As Holy Week begins, many search the scriptures for glimpses of Jesus of Nazareth through prayer and ritual enactment of His passion, death, and resurrection. Both Testaments reference God’s salvation mysteries, a response to the woeful circumstances that we have created for themselves. One of the most powerful images comes from the Old Testament, and still sparks fire in my psyche and reduces me to silence.

The image of an enigmatic suffering servant emerges in four songs, found in the Book of Consolation, attributed to Isaiah’s prophetic school, the Book of Consolation, in the sixth century, BCE.   

In the First Servant Song, Yahweh speaks of taking his beloved’s hand and forming Him, endowing Him with the spirit of prophets, gentleness, and soft-spokeness. As servant, His mandate is to serve the cause of right, to be a covenant of His people, and to free the blind and imprisoned.

To his former gifts, the Servant in the Second Song acknowledges his former gifts, adding his tongue like a sharp sword or arrow for disputes, and his light a beacon for all nations. Salvation is world-wide.

The gift of listening enables the Third Servant, with Yahweh’s help, to maneuver the courts; opposition will be devoured “like moths.” Critical, above all, is to lean upon God in the midst of darkness. The first reference to “plucking beards,” to “whippings” occurs in this Song.

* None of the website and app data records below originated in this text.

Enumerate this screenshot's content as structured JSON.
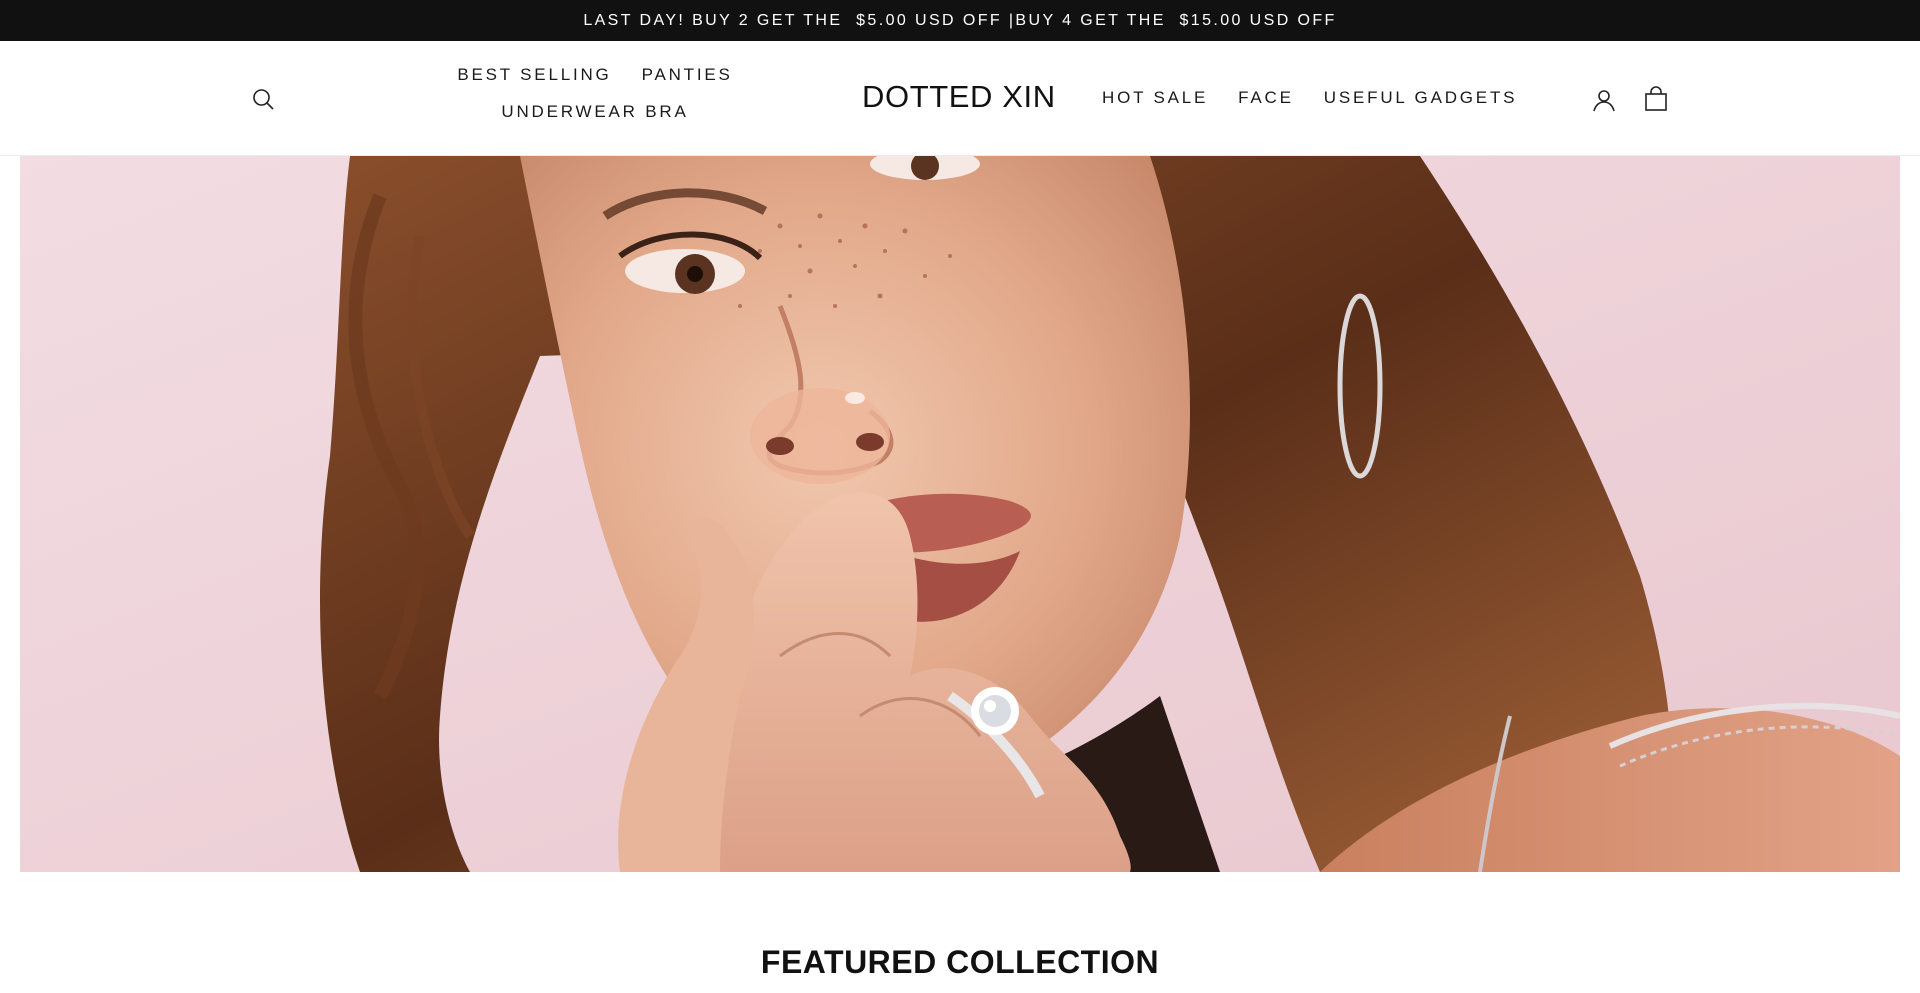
{
  "announcement": {
    "text": "LAST DAY! BUY 2 GET THE  $5.00 USD OFF |BUY 4 GET THE  $15.00 USD OFF"
  },
  "header": {
    "logo": "DOTTED XIN",
    "nav_left": [
      {
        "label": "BEST SELLING"
      },
      {
        "label": "PANTIES"
      },
      {
        "label": "UNDERWEAR BRA"
      }
    ],
    "nav_right": [
      {
        "label": "HOT SALE"
      },
      {
        "label": "FACE"
      },
      {
        "label": "USEFUL GADGETS"
      }
    ],
    "icons": {
      "search": "search-icon",
      "account": "account-icon",
      "cart": "cart-icon"
    }
  },
  "hero": {
    "image": "hero-image-model-with-ring",
    "colors": {
      "background": "#efd4da",
      "hair": "#6b3a22",
      "skin": "#e6b193",
      "lips": "#b85e52"
    }
  },
  "featured": {
    "title": "FEATURED COLLECTION"
  },
  "colors": {
    "announcement_bg": "#111111",
    "announcement_text": "#ffffff",
    "text": "#1a1a1a"
  }
}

But in The Fourth Song, the suffering servant bears the full brunt of unspeakable cruelties, many of which are identical with Jesus’s passion narrative in the gospels. These atrocities, silently borne, address the global sin that still persists.

So, superimposing these vignettes atop each other, reveal another way of viewing Jesus that still silences me, especially Jesus in His suffering members in Ukraine. There, fires still burn.